“The Beggar Wench”


A merchant's son meets a beggar girl; they go to bed and, being drunk, sleep soundly. She awakens first, takes his clothes and gear, and leaves.
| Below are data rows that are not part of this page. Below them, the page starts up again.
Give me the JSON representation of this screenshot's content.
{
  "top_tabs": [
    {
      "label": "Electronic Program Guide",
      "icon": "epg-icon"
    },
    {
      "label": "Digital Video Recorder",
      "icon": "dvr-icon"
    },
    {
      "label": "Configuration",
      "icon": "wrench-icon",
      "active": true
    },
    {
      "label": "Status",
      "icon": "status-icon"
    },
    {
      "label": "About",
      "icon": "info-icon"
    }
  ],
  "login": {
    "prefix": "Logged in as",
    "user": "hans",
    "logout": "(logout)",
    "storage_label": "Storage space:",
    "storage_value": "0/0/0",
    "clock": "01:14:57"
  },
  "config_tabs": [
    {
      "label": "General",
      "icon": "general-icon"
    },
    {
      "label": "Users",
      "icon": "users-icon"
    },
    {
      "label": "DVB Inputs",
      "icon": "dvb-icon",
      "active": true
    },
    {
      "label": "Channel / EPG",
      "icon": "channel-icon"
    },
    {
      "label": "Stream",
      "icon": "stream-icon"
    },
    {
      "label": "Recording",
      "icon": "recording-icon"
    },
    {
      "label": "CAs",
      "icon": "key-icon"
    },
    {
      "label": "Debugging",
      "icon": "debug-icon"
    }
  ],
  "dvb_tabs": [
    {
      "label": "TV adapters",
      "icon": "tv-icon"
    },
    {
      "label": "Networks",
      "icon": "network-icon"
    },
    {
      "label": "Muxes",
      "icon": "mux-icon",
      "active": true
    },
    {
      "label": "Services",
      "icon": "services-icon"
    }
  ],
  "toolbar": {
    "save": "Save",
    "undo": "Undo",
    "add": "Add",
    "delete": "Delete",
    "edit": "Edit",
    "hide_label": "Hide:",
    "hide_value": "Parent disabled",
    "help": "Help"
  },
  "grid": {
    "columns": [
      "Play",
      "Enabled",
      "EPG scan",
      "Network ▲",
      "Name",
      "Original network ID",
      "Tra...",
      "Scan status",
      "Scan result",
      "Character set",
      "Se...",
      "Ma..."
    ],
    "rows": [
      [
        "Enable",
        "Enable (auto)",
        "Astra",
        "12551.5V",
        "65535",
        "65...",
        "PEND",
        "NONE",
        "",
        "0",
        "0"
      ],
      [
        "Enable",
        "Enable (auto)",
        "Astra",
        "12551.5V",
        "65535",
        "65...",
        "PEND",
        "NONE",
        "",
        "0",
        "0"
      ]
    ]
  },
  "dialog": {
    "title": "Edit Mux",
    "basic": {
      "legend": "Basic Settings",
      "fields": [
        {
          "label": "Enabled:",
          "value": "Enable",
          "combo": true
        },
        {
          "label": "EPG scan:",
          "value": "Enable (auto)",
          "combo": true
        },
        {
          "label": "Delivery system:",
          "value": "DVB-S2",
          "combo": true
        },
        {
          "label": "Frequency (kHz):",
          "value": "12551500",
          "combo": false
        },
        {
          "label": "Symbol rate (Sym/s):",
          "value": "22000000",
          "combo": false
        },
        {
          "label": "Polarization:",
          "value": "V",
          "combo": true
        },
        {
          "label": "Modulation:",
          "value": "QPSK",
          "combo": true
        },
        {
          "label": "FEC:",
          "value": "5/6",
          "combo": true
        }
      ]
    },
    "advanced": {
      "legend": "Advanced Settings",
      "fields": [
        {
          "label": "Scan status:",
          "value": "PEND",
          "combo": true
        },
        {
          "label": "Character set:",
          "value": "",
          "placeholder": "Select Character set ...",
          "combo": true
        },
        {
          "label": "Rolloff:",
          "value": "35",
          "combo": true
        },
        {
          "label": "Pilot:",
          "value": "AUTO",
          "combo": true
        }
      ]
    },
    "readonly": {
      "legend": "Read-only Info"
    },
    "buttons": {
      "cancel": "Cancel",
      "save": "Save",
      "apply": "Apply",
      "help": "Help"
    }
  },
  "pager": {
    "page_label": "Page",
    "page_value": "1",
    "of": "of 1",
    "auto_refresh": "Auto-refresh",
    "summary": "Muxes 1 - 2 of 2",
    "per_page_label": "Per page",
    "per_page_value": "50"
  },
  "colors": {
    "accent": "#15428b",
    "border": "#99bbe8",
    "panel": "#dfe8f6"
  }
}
He awakes to find only the girl's clothes, which he puts on, swearing never to sleep with a beggar again


The plot is, of course, virtually identical to "The Shirt and the Apron" -- but as the protagonist is a merchant rather than a sailor, and the lady is a beggar, they get split. - PJS

Cross references


  • Bodleian, Harding B 6(48), "The Merchant's Son, and the Beggar Wench of Hull ("You gallants all, I pray draw near"), J. Turner (Coventry), 1797-1846; also Douce Ballads 4(5), Douce Ballads 3(66b), "The Merchant's Son, and the Beggar-Wench of Hull"


  • Davie Stewart, "The Merchant's Son [and the Beggar Wench]" (on FSB2, FSB2CD, Voice13)


  1. Kennedy 338, "The Beggar Wench" (1 text, 1 tune)
  2. Flanders-Ancient1, p. 242, "Willie's Lyke-Wake" (1 fragment, two lines only, the second line of which is found in Child's "C" text of "Willie's Lyke-Wake" [Child 25], but a similar line is found in "The Beggar Wench," and the first line of this fragment, "Kind sir, if you please," may fit better with this piece)
  4. Roud #2153
  5. BI, K338


Alternate titles: “The Merchant and the Beggar Wench”; “The Merchant's Son”
Author: unknown
Earliest date: before 1847 (broadside, Bodleian Harding B 6(48))
Found in: Britain(Scotland)